07 June 2023- Attorney General Michelle Henry is leading a coalition of 28 state Attorneys General calling on the Federal Communications Commission to clarify the federal rules requiring telemarketers to obtain consent between an individual consumer and one specific seller or business entity before making robocalls and texts.
The comment letter was filed on June 6 in response to an FCC notice of proposed rulemaking. In the notice, the FCC sought comment on a proposed amendment to its rule concerning prior express written consent under the Telephone Consumer Protection Act (TCPA), as well as proposals to strengthen protections against illegal text messages.
“Everyone knows spam robocalls and text messages are out of control,” Pennsylvania Attorney General Michelle Henry said. “We are asking the FCC to clarify consent requirements, so that consumers only get the calls and texts for which they actually enroll.”
The Attorneys General, in their letter, support the FCC’s proposal to formally clarify that National Do Not Call Registry protections apply to text messages.
The FCC is proposing to amend its rule concerning consent to close a so-called “lead generator loophole.” As stated in the letter, lead generators are entities that collect personal information (like telephone numbers) from consumers and sell it to third parties, who then use that information to solicit consumers to purchase goods or services.

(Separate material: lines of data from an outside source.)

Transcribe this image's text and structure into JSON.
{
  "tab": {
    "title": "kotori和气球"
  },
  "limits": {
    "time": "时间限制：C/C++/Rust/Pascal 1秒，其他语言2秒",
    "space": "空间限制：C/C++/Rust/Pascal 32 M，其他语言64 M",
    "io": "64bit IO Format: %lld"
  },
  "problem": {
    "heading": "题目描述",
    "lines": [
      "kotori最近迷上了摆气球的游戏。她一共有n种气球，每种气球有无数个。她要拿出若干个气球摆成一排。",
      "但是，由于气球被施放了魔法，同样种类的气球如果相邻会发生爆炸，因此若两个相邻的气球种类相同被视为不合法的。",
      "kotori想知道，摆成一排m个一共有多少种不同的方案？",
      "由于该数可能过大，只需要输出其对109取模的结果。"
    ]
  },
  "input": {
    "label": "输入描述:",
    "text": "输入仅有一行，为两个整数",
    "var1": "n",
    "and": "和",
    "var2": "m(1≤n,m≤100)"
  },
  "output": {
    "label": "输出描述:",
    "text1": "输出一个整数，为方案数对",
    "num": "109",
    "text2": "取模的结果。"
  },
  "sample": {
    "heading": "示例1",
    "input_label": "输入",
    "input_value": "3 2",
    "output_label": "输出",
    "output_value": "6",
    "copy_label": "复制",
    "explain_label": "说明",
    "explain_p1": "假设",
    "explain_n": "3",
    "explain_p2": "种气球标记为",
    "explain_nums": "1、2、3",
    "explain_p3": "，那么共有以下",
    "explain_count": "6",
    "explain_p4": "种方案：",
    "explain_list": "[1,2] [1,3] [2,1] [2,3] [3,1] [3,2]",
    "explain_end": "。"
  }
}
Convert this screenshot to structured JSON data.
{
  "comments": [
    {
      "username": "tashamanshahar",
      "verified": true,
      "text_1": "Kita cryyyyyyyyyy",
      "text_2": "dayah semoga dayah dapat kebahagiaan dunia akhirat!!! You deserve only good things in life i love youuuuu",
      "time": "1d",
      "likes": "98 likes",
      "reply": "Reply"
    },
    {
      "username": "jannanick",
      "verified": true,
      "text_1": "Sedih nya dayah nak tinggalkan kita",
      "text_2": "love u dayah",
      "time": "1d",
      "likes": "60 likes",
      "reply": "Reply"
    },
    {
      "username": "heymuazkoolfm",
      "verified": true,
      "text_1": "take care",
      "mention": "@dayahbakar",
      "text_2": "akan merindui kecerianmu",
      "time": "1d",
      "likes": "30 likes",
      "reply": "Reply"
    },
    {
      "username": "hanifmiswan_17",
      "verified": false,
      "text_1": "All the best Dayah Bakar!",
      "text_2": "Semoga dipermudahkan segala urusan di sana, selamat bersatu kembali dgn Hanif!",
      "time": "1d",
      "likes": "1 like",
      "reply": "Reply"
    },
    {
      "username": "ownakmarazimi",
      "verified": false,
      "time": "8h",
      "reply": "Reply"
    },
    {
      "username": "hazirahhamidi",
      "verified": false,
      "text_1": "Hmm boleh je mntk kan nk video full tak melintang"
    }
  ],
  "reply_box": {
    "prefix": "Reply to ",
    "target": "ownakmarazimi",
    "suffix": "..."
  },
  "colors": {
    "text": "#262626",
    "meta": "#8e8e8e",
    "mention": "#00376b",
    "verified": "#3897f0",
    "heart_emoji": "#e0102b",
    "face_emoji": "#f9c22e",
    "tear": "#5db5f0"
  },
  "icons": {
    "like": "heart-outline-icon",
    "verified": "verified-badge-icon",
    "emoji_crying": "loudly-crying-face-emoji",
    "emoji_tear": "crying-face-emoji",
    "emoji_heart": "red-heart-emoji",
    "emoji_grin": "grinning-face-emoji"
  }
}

A common lead generation practice is to offer to give the consumer a quote for a good or service online (like insurance products), and in order to receive the quote, the consumer has to agree to receive calls and/or texts from the lead generator’s marketing partners, which often include thousands of different businesses offering numerous different goods or services. If these separate businesses are identified anywhere, it is usually on a separate webpage only accessible via a hyperlink.
The FCC’s proposed amendment adds language to the existing rule to allow a consumer to consent to robocalls and texts from multiple entities, provided the entities are “logically and topically associated” and are all listed on the webpage where the consumer provides consent.
The Attorneys General contend, in their letter, that the FCC’s proposed action could create more ambiguity and that, rather, clarification to existing single seller-to-individual consumer language would be more effective.
Joining in the letter are Attorneys General from Alabama, Alaska, Arizona, California, Colorado, Connecticut, Washington D.C., Illinois, Maine, Maryland, Massachusetts, Michigan, Minnesota, Mississippi, New Jersey, North Carolina, North Dakota, Ohio, Oklahoma, Oregon, Pennsylvania, South Carolina, Tennessee, Vermont, Virginia, Washington, Wisconsin, and Wyoming.